NGFA Chairman Reed also cited Keith’s leadership in the “tremendous growth” in the NGFA’s membership, particularly during the past decade despite the challenge of increased industry consolidation. “Further, his strong management of our Association’s finances has put the NGFA in the enviable position of being able to reduce or provide rebates of our members’ dues investments in three of the last four years,” Reed said. “I’m not aware of another national trade association that can make a similar claim.”
Keith said the ability to attract companies and grow membership came hand-in-hand with the NGFA’s growing reputation as an effective policy voice in Washington and elsewhere. “In that regard, the NGFA has never been stronger,” he said.
Keith also extended his appreciation to the NGFA’s staff and officer leaders, as well as the “outstanding” industry members serving on the NGFA’s 17 committees. “I had the good fortune to hire all the current staff except Randy Gordon (who joined the NGFA’s staff in 1978), and take great pride in the quality of the staff I’ve been able to attract to serve the industry,” he said. “The organization is in incredibly good hands.
“As I leave the NGFA, I’ll be doing some new things with and for the industry, and plan to maintain contact,” Keith said.
Keith has accepted the NGFA’s invitation to attend its March 18-20 convention in Charleston, S.C., where he will be recognized for his three decades of service to the industry.
“Kendell has left an indelible and enduring legacy on the NGFA and the industry, and positioned our Association for continued success and a very bright future in serving the grain, feed, grain processing and export sectors as we seek to meet the challenge of feeding a growing world,” concluded NGFA Executive Committee Chairman Coyle.

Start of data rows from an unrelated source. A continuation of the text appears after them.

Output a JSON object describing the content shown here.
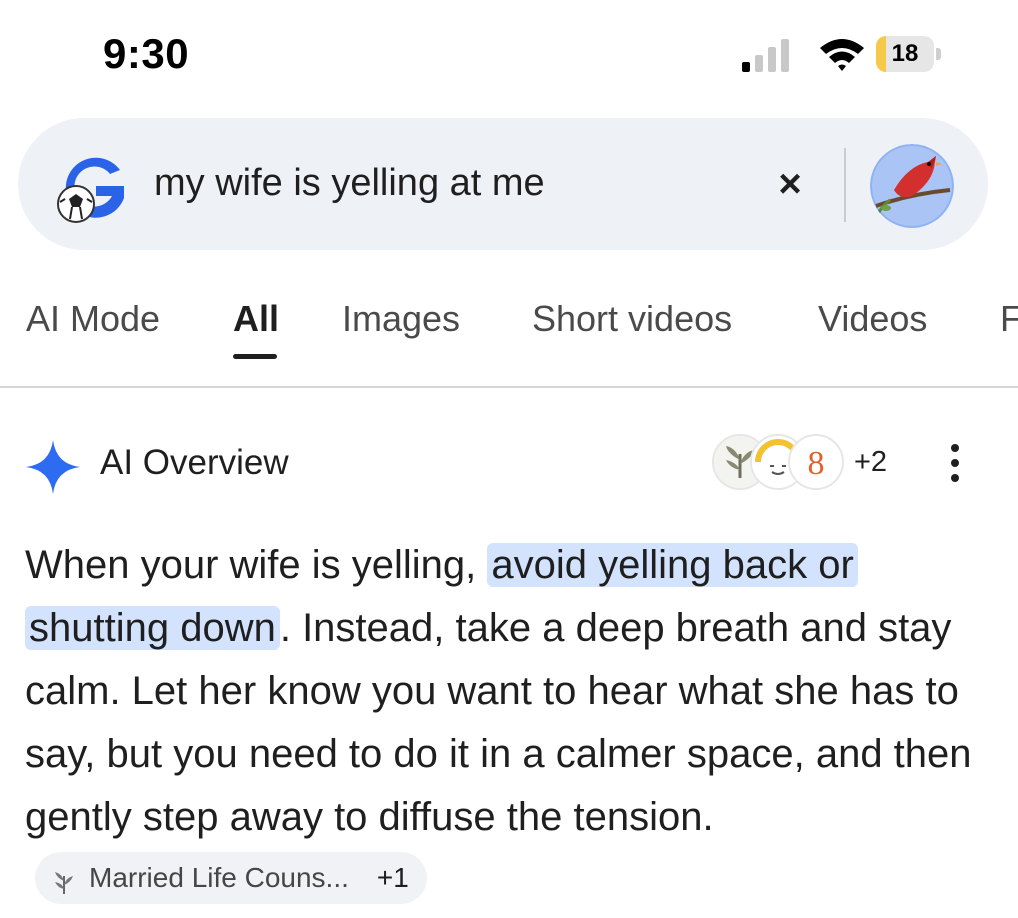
{
  "status_bar": {
    "time": "9:30",
    "battery_level": "18",
    "battery_fraction": 0.18,
    "signal_icon": "cellular-signal-icon",
    "wifi_icon": "wifi-icon"
  },
  "search": {
    "query": "my wife is yelling at me",
    "clear_label": "×",
    "logo_icon": "google-g-soccer-doodle-icon",
    "avatar_icon": "cardinal-bird-avatar-icon"
  },
  "tabs": [
    {
      "label": "AI Mode"
    },
    {
      "label": "All"
    },
    {
      "label": "Images"
    },
    {
      "label": "Short videos"
    },
    {
      "label": "Videos"
    },
    {
      "label": "F"
    }
  ],
  "active_tab": "All",
  "ai_overview": {
    "title": "AI Overview",
    "sources_extra": "+2",
    "text_before": "When your wife is yelling, ",
    "highlight_1": "avoid yelling back or",
    "highlight_2": "shutting down",
    "text_after": ". Instead, take a deep breath and stay calm. Let her know you want to hear what she has to say, but you need to do it in a calmer space, and then gently step away to diffuse the tension.",
    "citation": {
      "label": "Married Life Couns...",
      "count": "+1"
    }
  },
  "colors": {
    "highlight": "#d3e3fd",
    "search_bg": "#eef1f6",
    "battery_fill": "#f7c948",
    "sparkle": "#2d6cf0"
  }
}
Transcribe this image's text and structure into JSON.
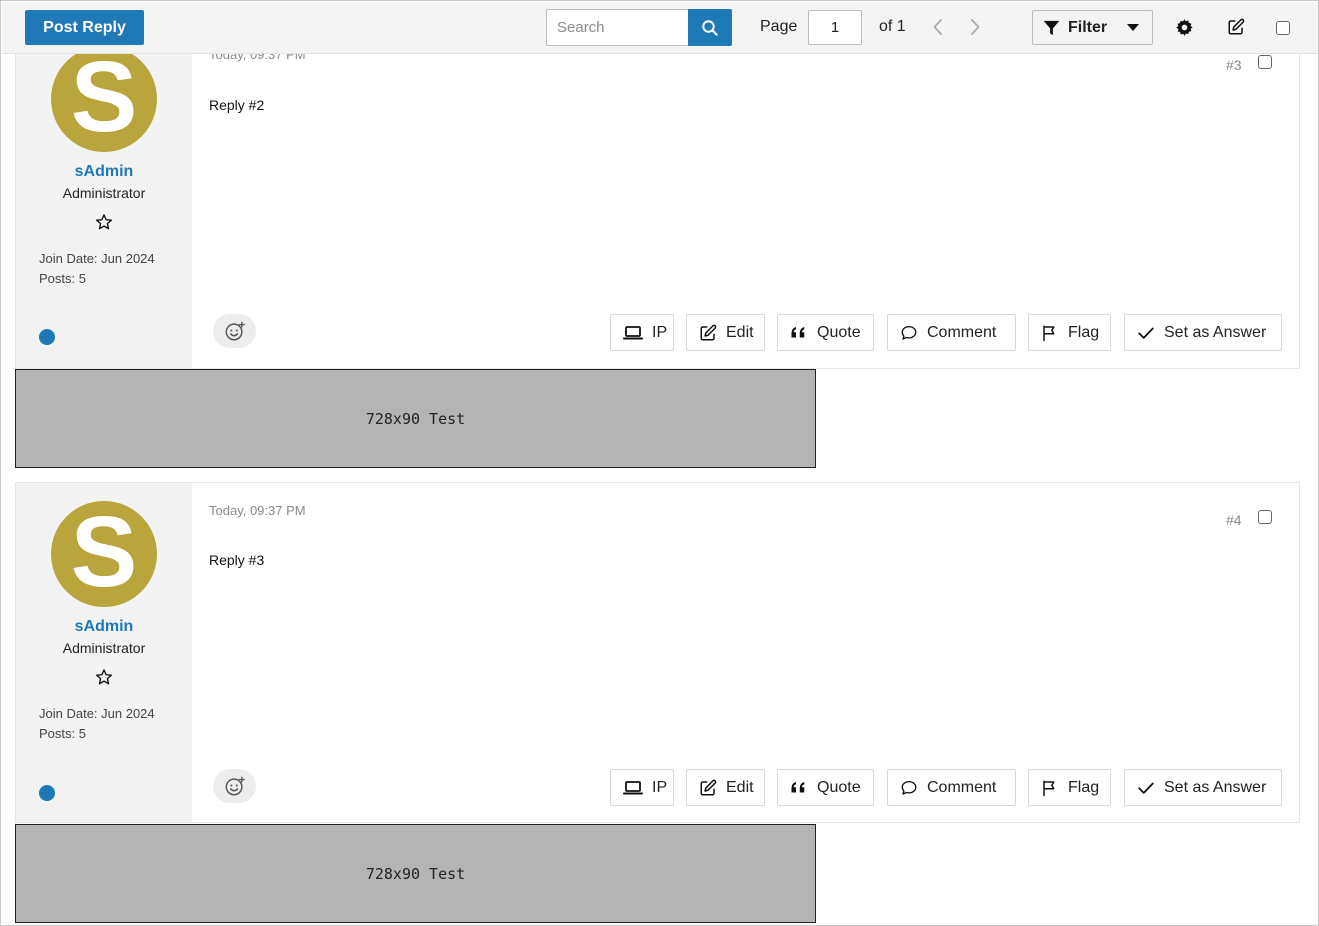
{
  "toolbar": {
    "post_reply_label": "Post Reply",
    "search_placeholder": "Search",
    "page_label": "Page",
    "page_value": "1",
    "of_label": "of 1",
    "filter_label": "Filter"
  },
  "posts": [
    {
      "avatar_letter": "S",
      "username": "sAdmin",
      "role": "Administrator",
      "join_date": "Join Date: Jun 2024",
      "posts_count": "Posts: 5",
      "date": "Today, 09:37 PM",
      "number": "#3",
      "body": "Reply #2"
    },
    {
      "avatar_letter": "S",
      "username": "sAdmin",
      "role": "Administrator",
      "join_date": "Join Date: Jun 2024",
      "posts_count": "Posts: 5",
      "date": "Today, 09:37 PM",
      "number": "#4",
      "body": "Reply #3"
    }
  ],
  "actions": {
    "ip": "IP",
    "edit": "Edit",
    "quote": "Quote",
    "comment": "Comment",
    "flag": "Flag",
    "answer": "Set as Answer"
  },
  "ads": [
    "728x90 Test",
    "728x90 Test"
  ],
  "colors": {
    "accent": "#1f79b7",
    "avatar": "#b9a53b",
    "sidebar_bg": "#f3f3f3",
    "ad_bg": "#b4b4b4"
  }
}
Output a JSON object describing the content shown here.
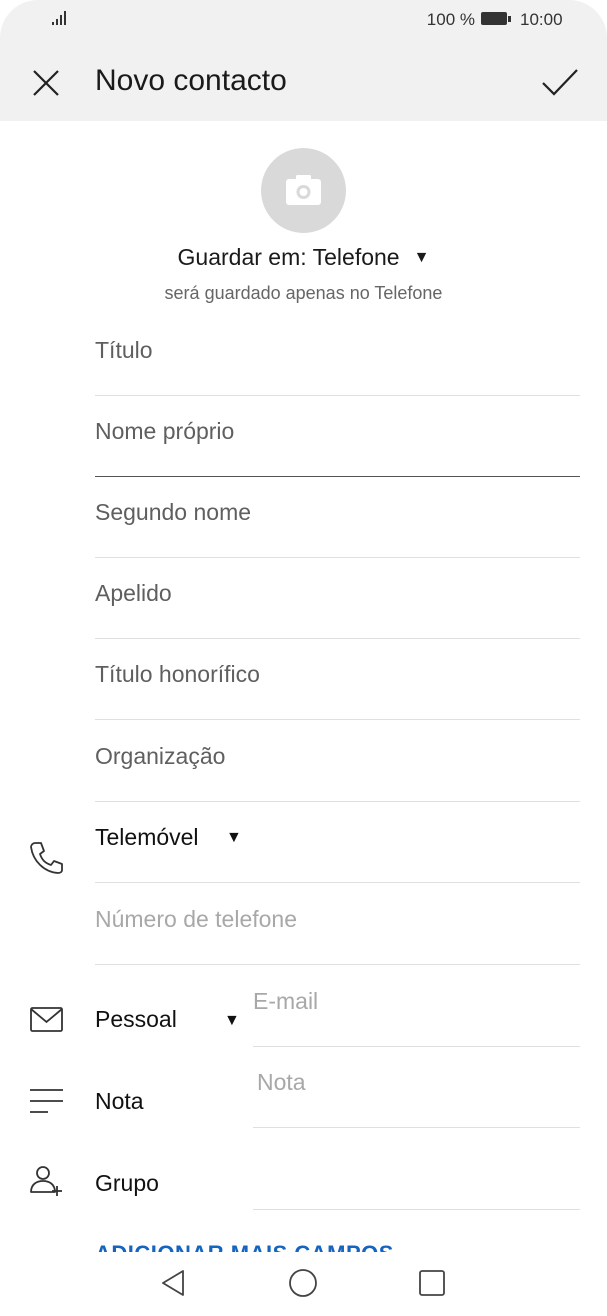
{
  "status_bar": {
    "battery": "100 %",
    "time": "10:00"
  },
  "header": {
    "title": "Novo contacto"
  },
  "storage": {
    "label": "Guardar em: Telefone",
    "note": "será guardado apenas no Telefone"
  },
  "fields": {
    "titulo": "Título",
    "nome_proprio": "Nome próprio",
    "segundo_nome": "Segundo nome",
    "apelido": "Apelido",
    "titulo_honorifico": "Título honorífico",
    "organizacao": "Organização"
  },
  "phone": {
    "type": "Telemóvel",
    "placeholder": "Número de telefone"
  },
  "email": {
    "type": "Pessoal",
    "placeholder": "E-mail"
  },
  "note": {
    "label": "Nota",
    "placeholder": "Nota"
  },
  "group": {
    "label": "Grupo"
  },
  "more_fields": "ADICIONAR MAIS CAMPOS",
  "icons": [
    "signal-icon",
    "battery-icon",
    "close-icon",
    "check-icon",
    "camera-icon",
    "dropdown-arrow-icon",
    "phone-icon",
    "mail-icon",
    "note-icon",
    "group-icon",
    "nav-back-icon",
    "nav-home-icon",
    "nav-recents-icon"
  ]
}
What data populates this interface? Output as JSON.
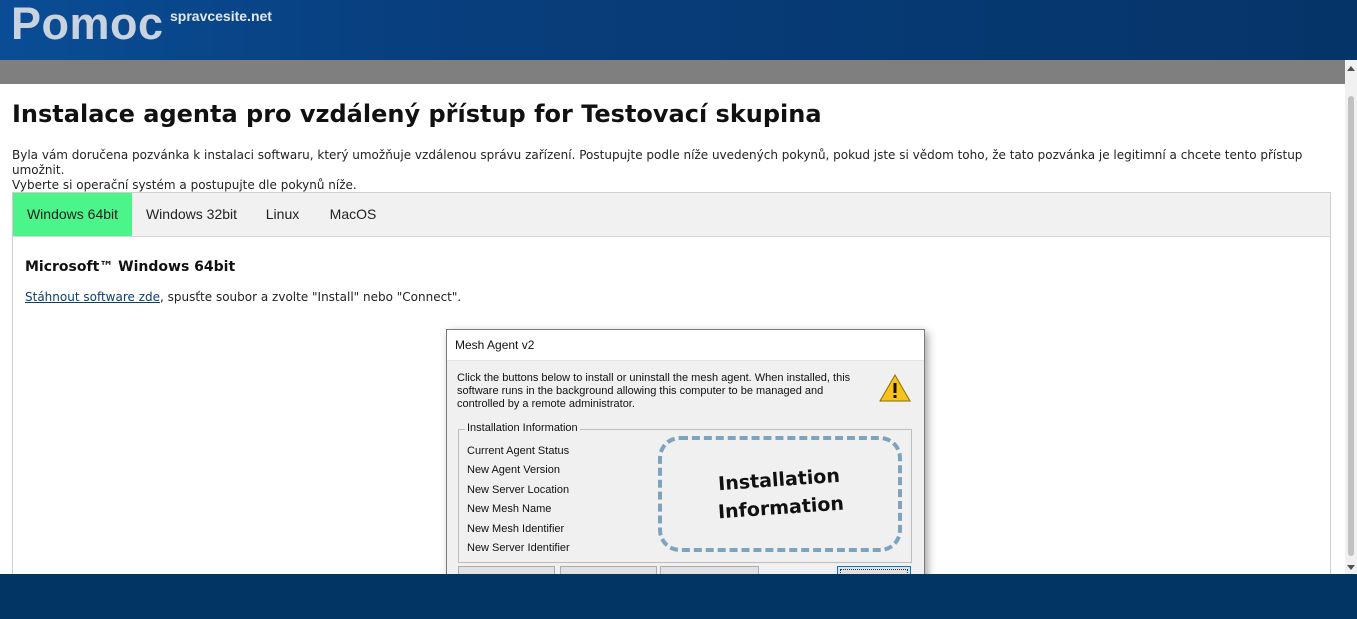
{
  "header": {
    "logo": "Pomoc",
    "site": "spravcesite.net",
    "colors": {
      "header_bg": "#0a4d96",
      "footer_bg": "#033564",
      "active_tab": "#4bf58a",
      "bar": "#7f7f7f"
    }
  },
  "page": {
    "title": "Instalace agenta pro vzdálený přístup for Testovací skupina",
    "intro_line1": "Byla vám doručena pozvánka k instalaci softwaru, který umožňuje vzdálenou správu zařízení. Postupujte podle níže uvedených pokynů, pokud jste si vědom toho, že tato pozvánka je legitimní a chcete tento přístup umožnit.",
    "intro_line2": "Vyberte si operační systém a postupujte dle pokynů níže."
  },
  "tabs": [
    {
      "label": "Windows 64bit",
      "active": true
    },
    {
      "label": "Windows 32bit",
      "active": false
    },
    {
      "label": "Linux",
      "active": false
    },
    {
      "label": "MacOS",
      "active": false
    }
  ],
  "panel": {
    "heading": "Microsoft™ Windows 64bit",
    "download_link": "Stáhnout software zde",
    "download_rest": ", spusťte soubor a zvolte \"Install\" nebo \"Connect\"."
  },
  "dialog": {
    "title": "Mesh Agent v2",
    "description": "Click the buttons below to install or uninstall the mesh agent. When installed, this software runs in the background allowing this computer to be managed and controlled by a remote administrator.",
    "warning_icon": "warning-icon",
    "group_label": "Installation Information",
    "rows": [
      "Current Agent Status",
      "New Agent Version",
      "New Server Location",
      "New Mesh Name",
      "New Mesh Identifier",
      "New Server Identifier"
    ],
    "callout_line1": "Installation",
    "callout_line2": "Information"
  }
}
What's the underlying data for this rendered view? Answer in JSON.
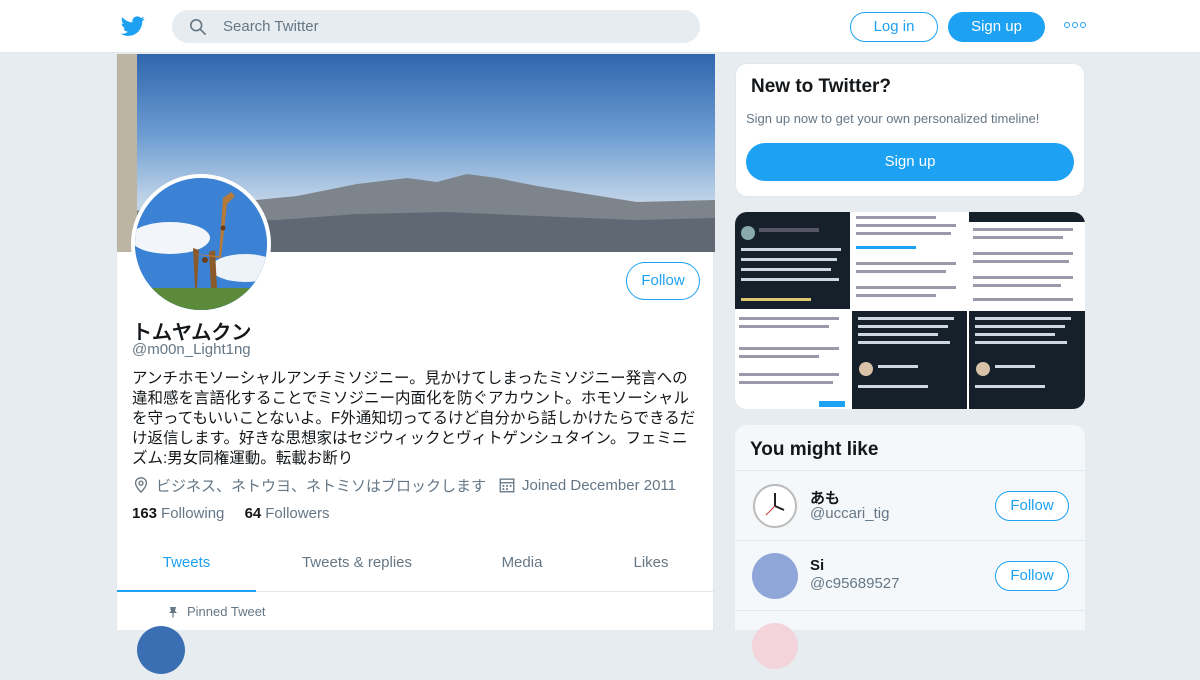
{
  "colors": {
    "accent": "#1da1f2",
    "muted": "#657786",
    "background": "#e6ecf0"
  },
  "nav": {
    "logo_icon": "twitter-bird-icon",
    "search_placeholder": "Search Twitter",
    "login_label": "Log in",
    "signup_label": "Sign up",
    "more_icon": "more-dots-icon"
  },
  "profile": {
    "name": "トムヤムクン",
    "handle": "@m00n_Light1ng",
    "follow_label": "Follow",
    "bio": "アンチホモソーシャルアンチミソジニー。見かけてしまったミソジニー発言への違和感を言語化することでミソジニー内面化を防ぐアカウント。ホモソーシャルを守ってもいいことないよ。F外通知切ってるけど自分から話しかけたらできるだけ返信します。好きな思想家はセジウィックとヴィトゲンシュタイン。フェミニズム:男女同権運動。転載お断り",
    "location": "ビジネス、ネトウヨ、ネトミソはブロックします",
    "joined": "Joined December 2011",
    "following_count": "163",
    "following_label": "Following",
    "followers_count": "64",
    "followers_label": "Followers",
    "tabs": [
      {
        "label": "Tweets"
      },
      {
        "label": "Tweets & replies"
      },
      {
        "label": "Media"
      },
      {
        "label": "Likes"
      }
    ],
    "pinned_label": "Pinned Tweet"
  },
  "new_to_twitter": {
    "title": "New to Twitter?",
    "subtitle": "Sign up now to get your own personalized timeline!",
    "signup_label": "Sign up"
  },
  "you_might_like": {
    "title": "You might like",
    "follow_label": "Follow",
    "accounts": [
      {
        "name": "あも",
        "handle": "@uccari_tig",
        "avatar": "clock-avatar"
      },
      {
        "name": "Si",
        "handle": "@c95689527",
        "avatar": "blue-circle-avatar",
        "avatar_color": "#8ea6d8"
      }
    ]
  }
}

The NGFA’s membership encompasses all sectors of the industry, including country, terminal and export elevators; feed and feed ingredient manufacturers; biofuels companies; cash grain and feed merchants; end users of grain and grain products, including processors, flour millers, and livestock and poultry integrators; commodity futures brokers and commission merchants; and allied industries.